How this Pattern Works
Typically, tabs work as follows.
There should be a set of six to eight tabs, from which the user can select. Using more than eight tabs can significantly reduce usability, as the user is being asked to select a single item from too large of a domain set.
Ideally, the items under the tabs should be already known to the user or easy to categorize. The categorization of items should match the user’s conceptual model of the data being displayed.
The tabs should be presented to the user one at a time. While the tabs can be categories, they can also be points on a discrete scale, for example, the letters in an alphabetical index.
All of the tabs should be shown to the user, with the items for the current tab placed immediately underneath it. Tabs should be shown as tabular sheets.
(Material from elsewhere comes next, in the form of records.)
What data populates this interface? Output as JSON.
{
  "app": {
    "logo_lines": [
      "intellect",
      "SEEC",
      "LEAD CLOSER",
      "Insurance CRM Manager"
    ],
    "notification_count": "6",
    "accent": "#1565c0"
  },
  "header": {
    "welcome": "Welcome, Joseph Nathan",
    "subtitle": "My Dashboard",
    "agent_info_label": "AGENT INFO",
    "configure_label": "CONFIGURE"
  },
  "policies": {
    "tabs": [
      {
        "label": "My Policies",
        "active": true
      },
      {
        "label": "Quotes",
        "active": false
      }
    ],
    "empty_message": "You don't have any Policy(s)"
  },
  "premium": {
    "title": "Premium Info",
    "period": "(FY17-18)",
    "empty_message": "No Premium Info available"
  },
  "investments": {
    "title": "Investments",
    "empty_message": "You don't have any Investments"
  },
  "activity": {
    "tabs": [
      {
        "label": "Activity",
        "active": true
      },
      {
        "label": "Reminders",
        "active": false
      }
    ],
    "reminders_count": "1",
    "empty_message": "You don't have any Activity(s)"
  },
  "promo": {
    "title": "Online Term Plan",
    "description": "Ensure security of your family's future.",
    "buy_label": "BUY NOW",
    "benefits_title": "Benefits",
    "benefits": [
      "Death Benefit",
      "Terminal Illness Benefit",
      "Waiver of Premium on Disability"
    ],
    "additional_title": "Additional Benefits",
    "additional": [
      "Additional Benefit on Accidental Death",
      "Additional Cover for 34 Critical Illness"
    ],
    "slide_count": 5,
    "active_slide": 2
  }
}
This relationship should be reinforced by showing the tabular sheets visually, i.e., connecting the items area to the current tab.
Tabs should be placed horizontally. Consequently, the number of tabs that fit in a layout is usually less than ten, unless an alphabetical index is used. The tab labels should also be shown horizontally.
There should always be a default tab that is the first one displayed.
The currently selected tab should be highlighted visually.
It should be easy for the user to switch between the tabs. Each tab should be reachable with one click.